(TASK GOAL): Your response should be a copy of each line in the listing below that includes the word "Cameras".

━━ DATA SECTION

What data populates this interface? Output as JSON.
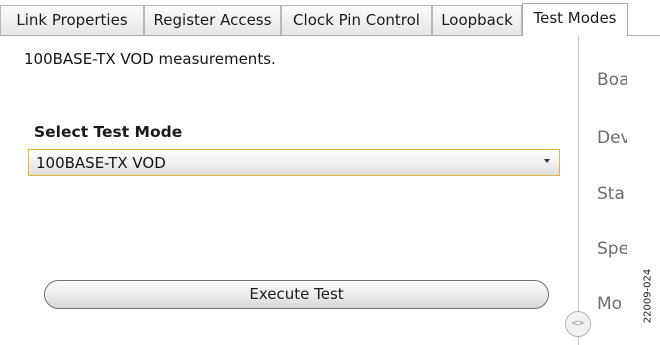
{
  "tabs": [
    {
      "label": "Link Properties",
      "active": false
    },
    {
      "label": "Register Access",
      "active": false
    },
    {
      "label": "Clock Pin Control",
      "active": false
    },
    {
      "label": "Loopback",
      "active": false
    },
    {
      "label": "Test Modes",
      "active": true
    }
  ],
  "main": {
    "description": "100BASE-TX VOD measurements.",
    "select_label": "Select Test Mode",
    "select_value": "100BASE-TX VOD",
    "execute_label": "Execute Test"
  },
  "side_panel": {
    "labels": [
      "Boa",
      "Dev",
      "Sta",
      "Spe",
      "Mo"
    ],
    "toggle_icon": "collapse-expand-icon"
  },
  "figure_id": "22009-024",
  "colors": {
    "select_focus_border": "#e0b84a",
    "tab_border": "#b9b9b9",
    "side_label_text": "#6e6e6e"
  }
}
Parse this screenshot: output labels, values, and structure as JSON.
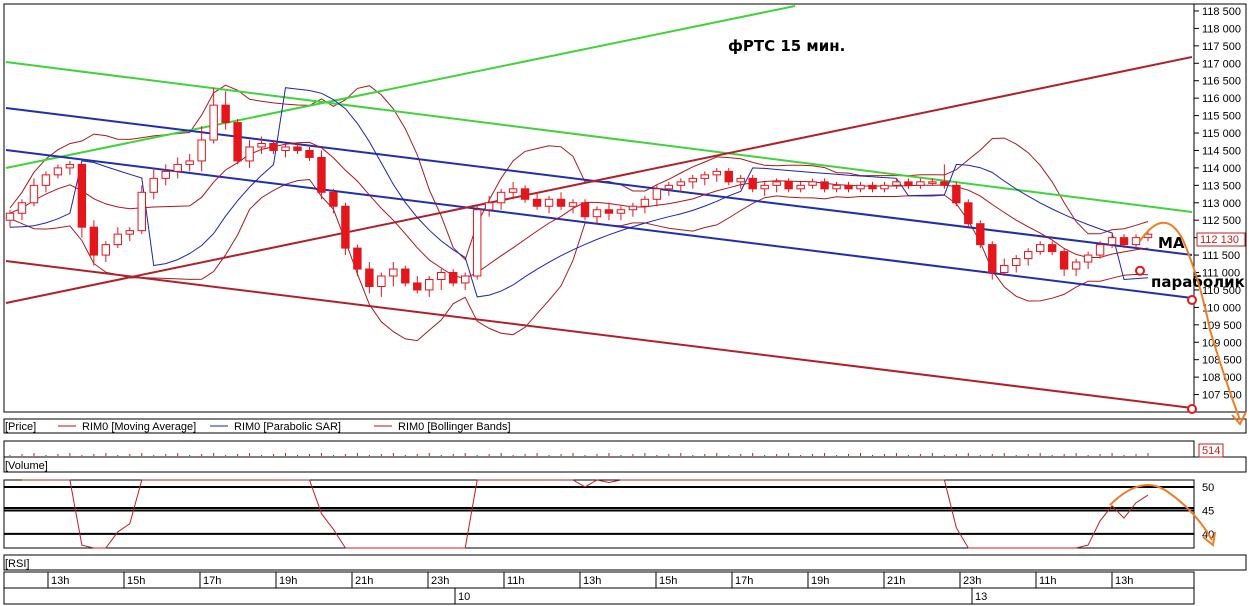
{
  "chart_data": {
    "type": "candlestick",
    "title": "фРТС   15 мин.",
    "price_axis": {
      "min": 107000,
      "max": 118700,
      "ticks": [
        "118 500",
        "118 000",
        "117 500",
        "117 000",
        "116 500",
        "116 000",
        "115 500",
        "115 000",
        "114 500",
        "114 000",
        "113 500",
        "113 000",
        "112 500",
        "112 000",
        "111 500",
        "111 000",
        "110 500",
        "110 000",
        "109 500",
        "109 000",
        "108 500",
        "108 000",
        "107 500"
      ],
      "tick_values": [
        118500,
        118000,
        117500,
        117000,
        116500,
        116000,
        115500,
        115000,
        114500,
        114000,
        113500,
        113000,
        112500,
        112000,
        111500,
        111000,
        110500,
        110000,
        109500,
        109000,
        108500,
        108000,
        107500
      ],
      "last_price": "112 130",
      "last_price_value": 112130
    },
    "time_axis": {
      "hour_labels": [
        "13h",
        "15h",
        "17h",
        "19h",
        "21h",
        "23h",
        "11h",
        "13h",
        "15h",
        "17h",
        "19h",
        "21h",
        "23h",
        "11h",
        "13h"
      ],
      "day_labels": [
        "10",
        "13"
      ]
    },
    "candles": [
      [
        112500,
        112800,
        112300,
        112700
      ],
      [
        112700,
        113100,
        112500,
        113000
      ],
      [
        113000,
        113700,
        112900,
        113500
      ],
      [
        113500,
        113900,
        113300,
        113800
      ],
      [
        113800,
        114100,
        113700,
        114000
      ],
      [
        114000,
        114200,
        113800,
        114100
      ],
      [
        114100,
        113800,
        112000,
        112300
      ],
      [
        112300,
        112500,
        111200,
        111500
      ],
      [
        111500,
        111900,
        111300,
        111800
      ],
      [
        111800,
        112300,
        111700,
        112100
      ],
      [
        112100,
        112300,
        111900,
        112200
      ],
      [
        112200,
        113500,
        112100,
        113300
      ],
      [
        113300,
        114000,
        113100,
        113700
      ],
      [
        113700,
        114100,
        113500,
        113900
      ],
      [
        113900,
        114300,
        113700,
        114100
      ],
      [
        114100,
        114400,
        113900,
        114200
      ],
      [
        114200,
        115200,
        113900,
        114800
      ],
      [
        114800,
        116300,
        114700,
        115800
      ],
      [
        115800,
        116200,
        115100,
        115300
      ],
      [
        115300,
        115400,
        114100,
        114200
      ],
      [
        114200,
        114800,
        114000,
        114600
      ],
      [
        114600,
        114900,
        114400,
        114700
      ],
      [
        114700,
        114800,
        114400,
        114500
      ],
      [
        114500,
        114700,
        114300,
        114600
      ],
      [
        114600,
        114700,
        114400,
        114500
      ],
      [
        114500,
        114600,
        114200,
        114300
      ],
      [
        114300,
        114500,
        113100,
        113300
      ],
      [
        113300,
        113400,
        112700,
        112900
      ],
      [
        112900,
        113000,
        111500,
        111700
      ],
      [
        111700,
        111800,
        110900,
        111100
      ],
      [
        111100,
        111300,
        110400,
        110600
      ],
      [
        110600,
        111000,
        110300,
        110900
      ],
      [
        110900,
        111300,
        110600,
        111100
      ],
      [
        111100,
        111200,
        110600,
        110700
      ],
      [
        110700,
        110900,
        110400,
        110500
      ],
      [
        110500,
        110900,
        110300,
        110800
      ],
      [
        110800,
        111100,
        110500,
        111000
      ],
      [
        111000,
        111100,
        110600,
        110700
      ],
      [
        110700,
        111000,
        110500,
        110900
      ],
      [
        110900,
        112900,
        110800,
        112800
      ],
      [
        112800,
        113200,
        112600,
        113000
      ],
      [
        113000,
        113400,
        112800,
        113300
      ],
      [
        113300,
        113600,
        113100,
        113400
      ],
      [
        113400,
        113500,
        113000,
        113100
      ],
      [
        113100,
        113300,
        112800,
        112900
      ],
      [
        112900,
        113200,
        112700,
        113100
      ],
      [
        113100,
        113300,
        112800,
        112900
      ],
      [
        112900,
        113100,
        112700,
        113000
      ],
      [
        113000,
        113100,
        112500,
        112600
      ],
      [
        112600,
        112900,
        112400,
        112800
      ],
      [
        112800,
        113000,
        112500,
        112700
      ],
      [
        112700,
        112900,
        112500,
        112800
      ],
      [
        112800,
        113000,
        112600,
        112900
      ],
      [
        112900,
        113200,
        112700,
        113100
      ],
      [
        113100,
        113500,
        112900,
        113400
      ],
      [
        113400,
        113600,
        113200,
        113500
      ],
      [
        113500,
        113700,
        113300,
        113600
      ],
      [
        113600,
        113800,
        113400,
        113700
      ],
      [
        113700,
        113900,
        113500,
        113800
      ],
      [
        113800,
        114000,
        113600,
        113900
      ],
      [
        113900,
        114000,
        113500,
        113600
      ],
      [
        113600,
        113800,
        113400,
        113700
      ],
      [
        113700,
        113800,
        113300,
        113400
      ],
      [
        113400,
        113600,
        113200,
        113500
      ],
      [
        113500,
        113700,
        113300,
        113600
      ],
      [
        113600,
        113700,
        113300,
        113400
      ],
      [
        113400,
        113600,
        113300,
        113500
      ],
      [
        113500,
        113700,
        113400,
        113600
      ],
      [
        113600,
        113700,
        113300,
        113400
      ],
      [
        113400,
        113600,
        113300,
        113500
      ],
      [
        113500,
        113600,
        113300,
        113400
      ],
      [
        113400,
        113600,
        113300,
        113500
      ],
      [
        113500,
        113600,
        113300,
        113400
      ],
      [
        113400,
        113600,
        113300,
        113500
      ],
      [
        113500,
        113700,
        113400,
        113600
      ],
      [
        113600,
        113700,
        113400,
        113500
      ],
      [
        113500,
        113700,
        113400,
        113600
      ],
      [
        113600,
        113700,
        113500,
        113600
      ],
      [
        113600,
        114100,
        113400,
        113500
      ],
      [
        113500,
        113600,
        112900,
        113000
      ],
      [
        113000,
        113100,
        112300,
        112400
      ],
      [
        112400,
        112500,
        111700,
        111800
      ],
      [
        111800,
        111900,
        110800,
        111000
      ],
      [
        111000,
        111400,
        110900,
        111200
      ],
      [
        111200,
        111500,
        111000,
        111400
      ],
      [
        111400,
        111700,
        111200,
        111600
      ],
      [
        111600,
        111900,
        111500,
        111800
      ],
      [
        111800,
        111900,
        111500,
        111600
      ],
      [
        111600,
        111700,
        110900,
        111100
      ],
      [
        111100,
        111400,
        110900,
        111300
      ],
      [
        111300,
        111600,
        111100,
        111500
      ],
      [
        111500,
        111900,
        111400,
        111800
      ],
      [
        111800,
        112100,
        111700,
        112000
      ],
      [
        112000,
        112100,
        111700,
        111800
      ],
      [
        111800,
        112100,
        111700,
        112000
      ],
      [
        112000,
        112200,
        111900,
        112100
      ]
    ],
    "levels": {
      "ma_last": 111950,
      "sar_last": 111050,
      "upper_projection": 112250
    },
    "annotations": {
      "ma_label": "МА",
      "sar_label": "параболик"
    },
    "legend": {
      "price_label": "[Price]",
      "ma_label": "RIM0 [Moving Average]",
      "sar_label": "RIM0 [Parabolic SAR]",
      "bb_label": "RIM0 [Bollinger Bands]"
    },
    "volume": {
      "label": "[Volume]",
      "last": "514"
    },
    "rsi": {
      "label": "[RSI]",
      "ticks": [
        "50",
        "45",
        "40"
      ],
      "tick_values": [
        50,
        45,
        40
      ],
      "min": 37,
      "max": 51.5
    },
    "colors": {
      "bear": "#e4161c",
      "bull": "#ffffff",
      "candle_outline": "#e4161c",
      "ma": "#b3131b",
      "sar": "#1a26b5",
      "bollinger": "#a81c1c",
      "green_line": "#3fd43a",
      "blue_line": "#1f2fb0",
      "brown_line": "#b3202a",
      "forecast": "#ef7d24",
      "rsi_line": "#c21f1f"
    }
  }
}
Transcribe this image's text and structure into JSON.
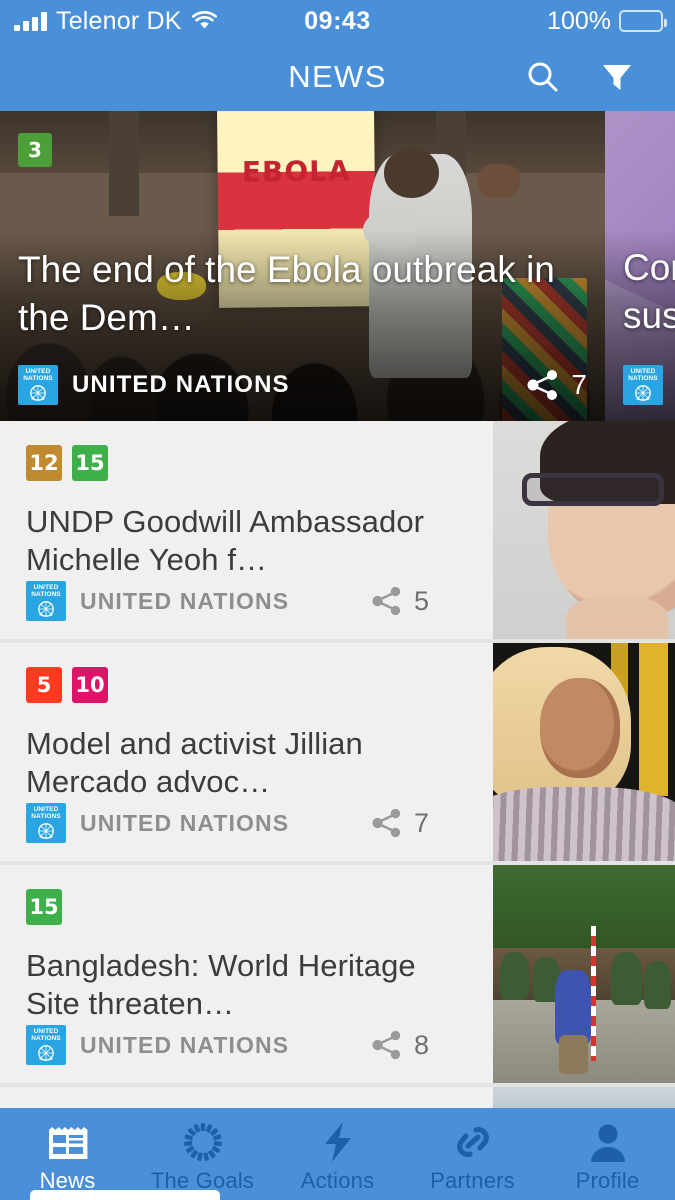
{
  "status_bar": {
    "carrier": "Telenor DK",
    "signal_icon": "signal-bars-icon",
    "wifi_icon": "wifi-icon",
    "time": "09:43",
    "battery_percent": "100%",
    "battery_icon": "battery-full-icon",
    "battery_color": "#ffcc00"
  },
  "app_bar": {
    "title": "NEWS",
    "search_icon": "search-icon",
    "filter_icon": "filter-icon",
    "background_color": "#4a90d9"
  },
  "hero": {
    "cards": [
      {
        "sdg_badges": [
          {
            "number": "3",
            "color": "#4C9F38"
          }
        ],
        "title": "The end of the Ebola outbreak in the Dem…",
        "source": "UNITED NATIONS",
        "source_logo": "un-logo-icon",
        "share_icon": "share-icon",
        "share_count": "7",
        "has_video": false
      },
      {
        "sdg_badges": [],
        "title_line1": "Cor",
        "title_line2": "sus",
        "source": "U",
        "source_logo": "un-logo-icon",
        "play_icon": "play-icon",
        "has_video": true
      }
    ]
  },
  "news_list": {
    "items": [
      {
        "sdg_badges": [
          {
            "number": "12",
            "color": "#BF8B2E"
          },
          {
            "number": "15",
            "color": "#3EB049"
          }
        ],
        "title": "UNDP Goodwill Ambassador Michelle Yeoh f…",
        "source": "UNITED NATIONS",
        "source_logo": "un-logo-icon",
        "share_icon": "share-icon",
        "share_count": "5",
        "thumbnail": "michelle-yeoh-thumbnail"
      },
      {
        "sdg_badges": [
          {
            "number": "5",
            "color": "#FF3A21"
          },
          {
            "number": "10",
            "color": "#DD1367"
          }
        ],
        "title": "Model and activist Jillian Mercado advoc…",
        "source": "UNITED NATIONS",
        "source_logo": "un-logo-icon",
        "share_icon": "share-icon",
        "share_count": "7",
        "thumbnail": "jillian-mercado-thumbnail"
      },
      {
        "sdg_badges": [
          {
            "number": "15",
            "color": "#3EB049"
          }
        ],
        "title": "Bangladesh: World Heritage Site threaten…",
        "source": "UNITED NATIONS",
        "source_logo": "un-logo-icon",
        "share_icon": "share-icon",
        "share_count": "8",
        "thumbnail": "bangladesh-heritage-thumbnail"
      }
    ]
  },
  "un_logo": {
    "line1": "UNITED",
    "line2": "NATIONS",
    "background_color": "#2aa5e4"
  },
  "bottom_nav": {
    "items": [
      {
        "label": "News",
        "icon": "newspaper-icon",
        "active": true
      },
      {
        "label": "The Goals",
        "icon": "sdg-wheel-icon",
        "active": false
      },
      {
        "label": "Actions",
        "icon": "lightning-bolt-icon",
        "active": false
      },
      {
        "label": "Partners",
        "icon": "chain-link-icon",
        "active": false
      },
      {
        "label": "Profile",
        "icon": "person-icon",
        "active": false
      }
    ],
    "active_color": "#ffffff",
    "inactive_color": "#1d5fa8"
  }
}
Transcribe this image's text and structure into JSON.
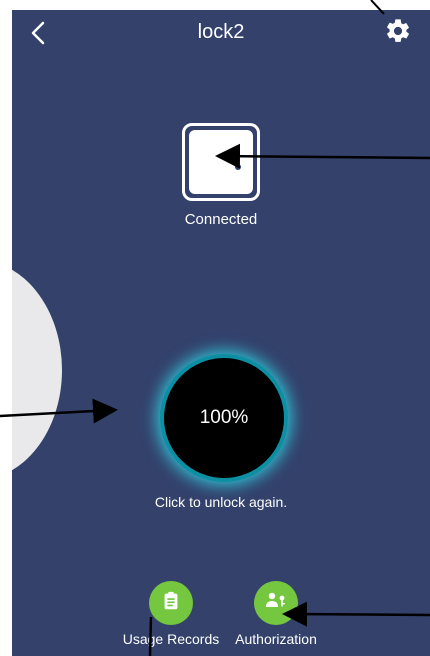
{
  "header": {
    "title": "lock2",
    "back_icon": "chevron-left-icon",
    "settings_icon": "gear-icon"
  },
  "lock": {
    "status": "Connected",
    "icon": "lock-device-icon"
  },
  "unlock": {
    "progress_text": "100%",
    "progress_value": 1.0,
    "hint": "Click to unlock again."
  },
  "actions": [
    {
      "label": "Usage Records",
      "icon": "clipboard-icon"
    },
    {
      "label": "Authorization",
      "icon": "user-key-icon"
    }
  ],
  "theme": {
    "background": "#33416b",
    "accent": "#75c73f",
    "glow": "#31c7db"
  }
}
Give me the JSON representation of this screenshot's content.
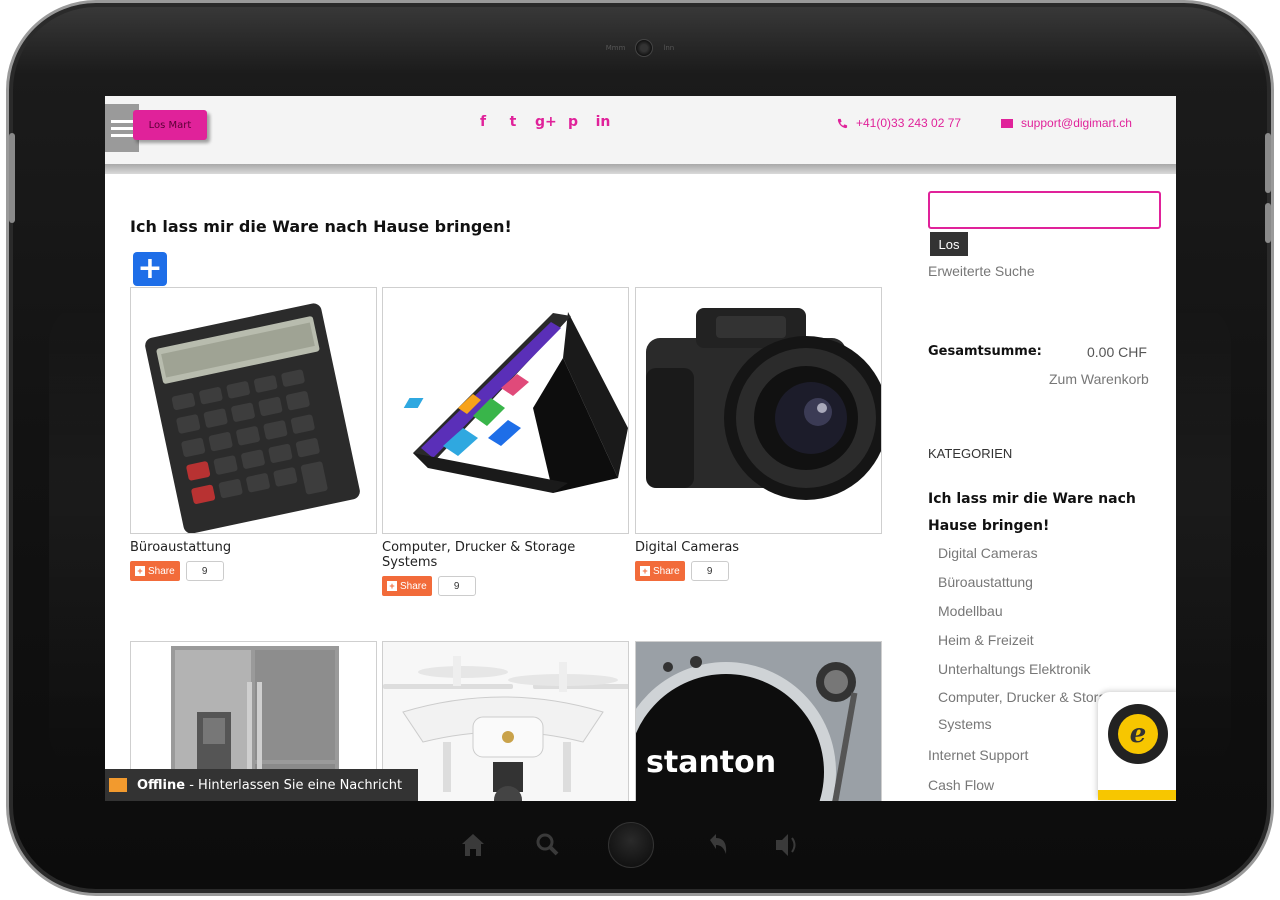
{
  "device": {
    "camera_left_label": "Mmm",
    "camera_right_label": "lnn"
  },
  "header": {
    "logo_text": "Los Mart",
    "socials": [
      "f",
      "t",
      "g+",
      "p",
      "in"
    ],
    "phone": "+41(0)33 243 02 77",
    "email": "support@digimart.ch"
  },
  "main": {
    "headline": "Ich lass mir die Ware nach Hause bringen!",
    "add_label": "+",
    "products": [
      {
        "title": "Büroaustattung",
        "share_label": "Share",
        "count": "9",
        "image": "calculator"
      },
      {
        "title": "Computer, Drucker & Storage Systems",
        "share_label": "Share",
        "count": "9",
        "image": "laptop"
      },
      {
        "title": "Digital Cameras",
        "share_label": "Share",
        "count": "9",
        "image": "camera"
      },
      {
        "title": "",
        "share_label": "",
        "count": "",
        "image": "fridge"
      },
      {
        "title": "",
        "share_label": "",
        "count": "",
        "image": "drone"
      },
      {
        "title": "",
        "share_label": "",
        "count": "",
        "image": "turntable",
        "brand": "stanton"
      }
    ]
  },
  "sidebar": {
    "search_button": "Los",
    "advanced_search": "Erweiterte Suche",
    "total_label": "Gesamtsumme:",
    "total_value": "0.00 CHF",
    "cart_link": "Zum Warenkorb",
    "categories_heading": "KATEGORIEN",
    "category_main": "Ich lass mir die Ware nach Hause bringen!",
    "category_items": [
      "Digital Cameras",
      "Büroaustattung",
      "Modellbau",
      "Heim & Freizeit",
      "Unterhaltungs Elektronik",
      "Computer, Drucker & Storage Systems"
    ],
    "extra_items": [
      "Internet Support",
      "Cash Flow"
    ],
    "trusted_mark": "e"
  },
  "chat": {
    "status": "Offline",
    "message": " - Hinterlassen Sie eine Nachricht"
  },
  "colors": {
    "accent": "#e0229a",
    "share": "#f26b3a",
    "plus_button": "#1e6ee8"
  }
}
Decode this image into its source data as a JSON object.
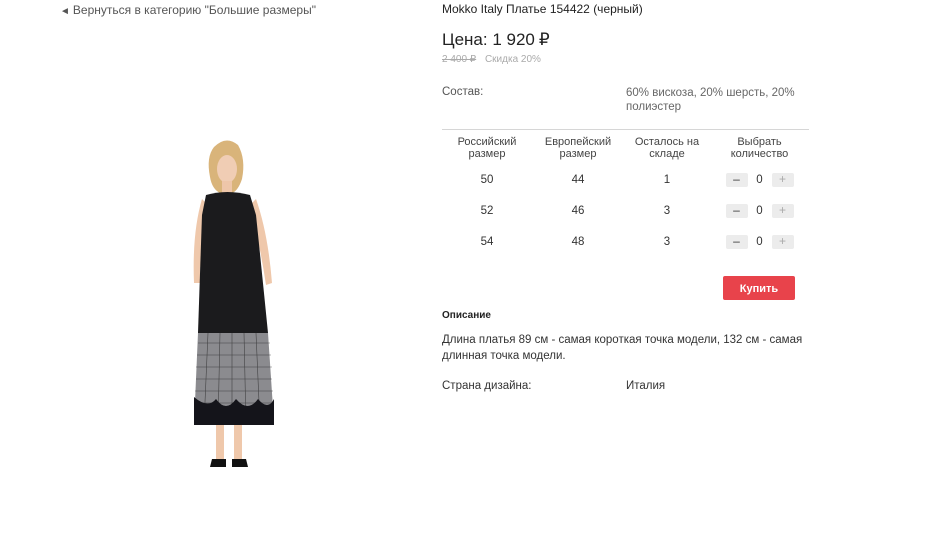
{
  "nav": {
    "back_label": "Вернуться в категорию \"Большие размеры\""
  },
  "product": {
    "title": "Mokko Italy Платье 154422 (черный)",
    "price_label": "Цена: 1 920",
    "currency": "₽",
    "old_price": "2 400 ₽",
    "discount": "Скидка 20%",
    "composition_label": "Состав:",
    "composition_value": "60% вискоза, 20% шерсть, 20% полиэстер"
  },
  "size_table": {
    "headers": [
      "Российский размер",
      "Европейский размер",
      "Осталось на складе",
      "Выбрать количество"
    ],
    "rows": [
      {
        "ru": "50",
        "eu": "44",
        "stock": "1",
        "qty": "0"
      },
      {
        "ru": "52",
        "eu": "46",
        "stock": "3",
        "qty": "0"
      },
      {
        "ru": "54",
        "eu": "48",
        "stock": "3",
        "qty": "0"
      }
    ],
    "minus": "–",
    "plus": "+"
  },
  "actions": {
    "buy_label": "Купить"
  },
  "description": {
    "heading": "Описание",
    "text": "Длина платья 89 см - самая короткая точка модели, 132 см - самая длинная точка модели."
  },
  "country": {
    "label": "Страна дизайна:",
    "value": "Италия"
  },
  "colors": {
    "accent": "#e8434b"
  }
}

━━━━

(SOLUTION FOR THIS TASK):
        "title": "Digital Cameras",
      "Digital Cameras",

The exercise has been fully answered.